  • Baylouny, A. (2006). Al-Manar and Alhurra: Competing Satellite Stations and Ideologies. 27.
  • Hoffman, F. G. (2007). Conflict in the 21st century: The rise of hybrid wars (p. 51). Arlington: Potomac Institute for Policy Studies.
  • Hoffman, F. G. (2009). Hybrid vs. compound war. Armed Forces Journal.
  • Libiseller, C. (2023). ‘Hybrid warfare’ as an academic fashion. Journal of Strategic Studies, 1–23.
  • Paul, C., Clarke, C., Schwille, M., Hlavka, J., Brown, M., Davenport, S., Porche, I., & Harding, J. (2018). Lessons from Others for Future U.S. Army Operations in and Through the Information Environment. RAND Corporation.
  • Piotrowski, M. A. (2015). Hezbollah: The Model of a Hybrid Threat. PISM Bulletin, 24.
  • Schleifer, R. (2006). Psychological Operations: A New Variation on an Age Old Art: Hezbollah versus Israel. Studies in Conflict & Terrorism, 29(1), 1–19.
  • Seliktar, O. (2021). Iran’s Geopolitics and Revolutionary Export: The Promises and Limits of the Proxy Empire. Orbis, 65(1), 152–171.
  • Suchkov, M. A. (2021). Whose hybrid warfare? How ‘the hybrid warfare’ concept shapes Russian discourse, military, and political practice. Small Wars & Insurgencies, 32(3), 415–440.

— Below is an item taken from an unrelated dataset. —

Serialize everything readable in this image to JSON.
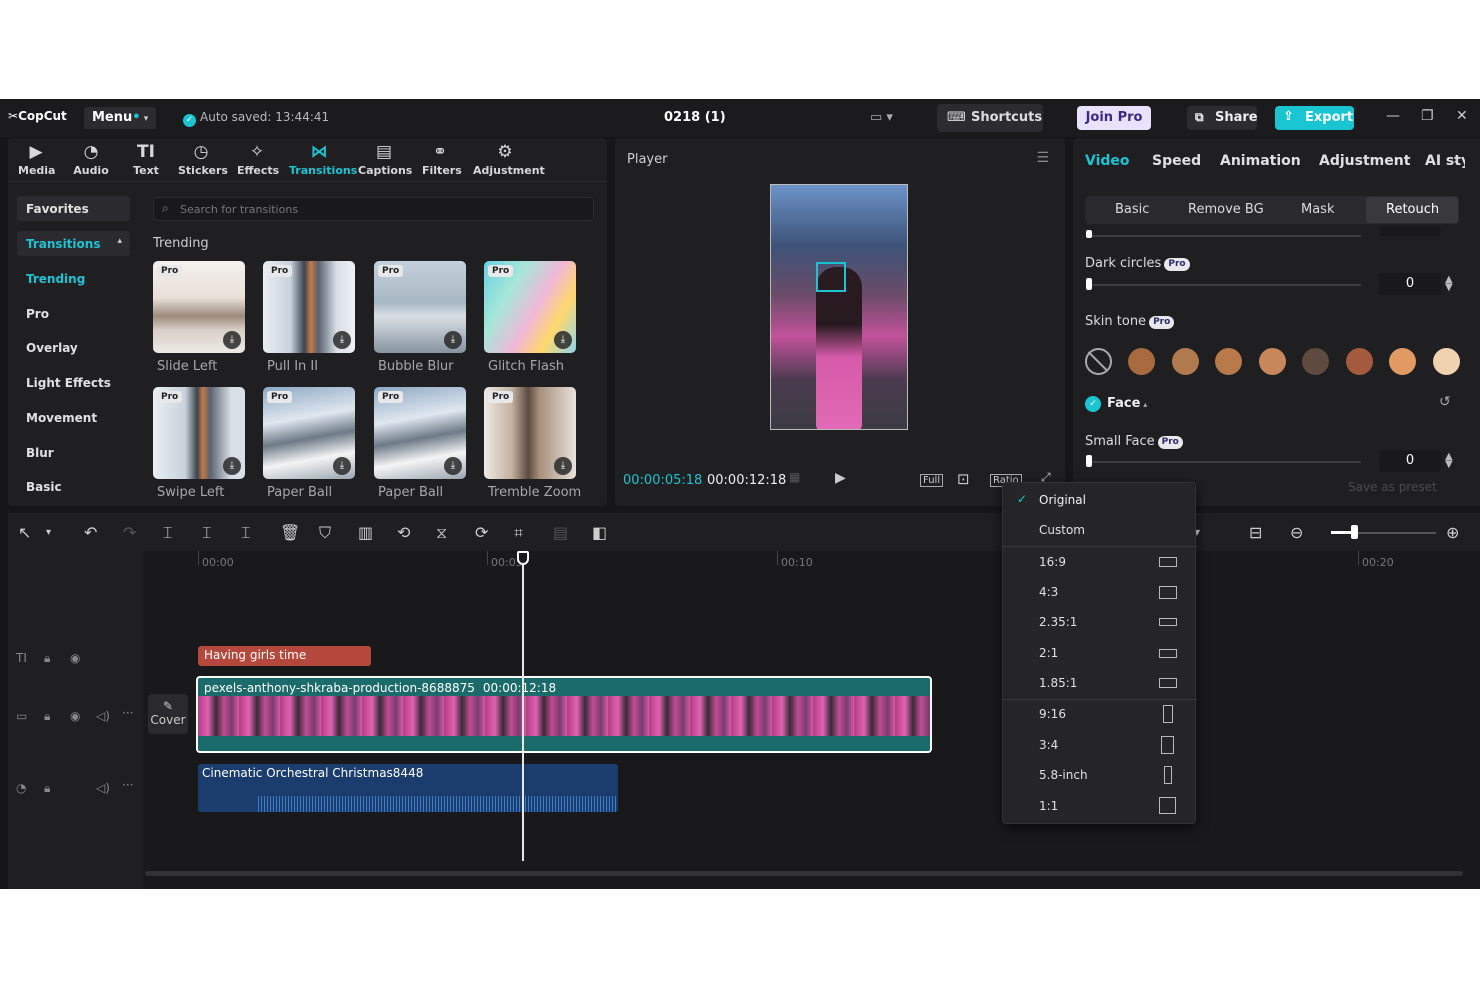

[1] Department of the Army. (2011). United States Army Field Manual 3-0, Operations, Change 1. US Government, Washington, DC.

[2] Al-Moqawama Al-Islamiya – Loubnan (Islamic Resistance – Lebanon) (

[3] Hezbollah’s media empire. (2019). The Meir Amit Intelligence and Terrorism Information Center.

[4] Jorisch, A. (2004). Al-Manar: Hizbullah TV, 24/7. Middle East Quarterly.

[5] Ibid.

[6] Ibid.

[7] Hezbollah – Capabilities And Role In The Middle East (Full Documentary). (2017, November 25). South Front.

[8] Addis, C. L., & Blanchard, C. M. (2011). Hezbollah: Background and Issues for Congress. Congressional Research Service.

[9] Prohibited organisation in Russia.

[10] Stickings, T. (2021, June 29). Iran “giving Hezbollah cyber training” as it embraces digital warfare. The National.

[11] Known Exploited Vulnerabilities Catalog | CISA. (n.d.). Retrieved May 16, 2023, from

[12] ‘Lebanese Cedar’ APT. (2021, January 28). ClearSky Cyber Security.

[13] Кровавый счет Имада Мугнии: 62 гражданина Израиля. Полный список. (2008, February 15). NEWSru.Co.Il.

[14] Brenner, N. (2012, April 10). IDF officer who spied for Hezbollah released from prison. Ynetnews.,7340,L-4214573,00.html.

[15] Terrorism and Conventional Weapons. (n.d.). Retrieved May 16, 2023, from

[16] Hezbollah – Capabilities And Role In The Middle East (Full Documentary). (2017, November 25). South Front.

[17] Rekhess, E. (May 1995). The Terrorist Connection – IRAN, The Islamic Jihad and Hamas. Justice, 5.

[18] Psephos – Adam Carr’s Election Archive. (n.d.). Retrieved May 16, 2023, from

[19] Ibid.

[20] Chehayeb, K. (n.d.). Lebanon’s pro-Hezbollah bloc loses parliamentary majority. Retrieved May 16, 2023, from

[21] Wintour, P., & editor, P. W. D. (2023, March 10). Iran and Saudi Arabia agree to restore ties after China-brokered talks. The Guardian.

[22] S. Nasrallah Speeches – Al-Manar TV Lebanon. (n.d.). Retrieved May 16, 2023, from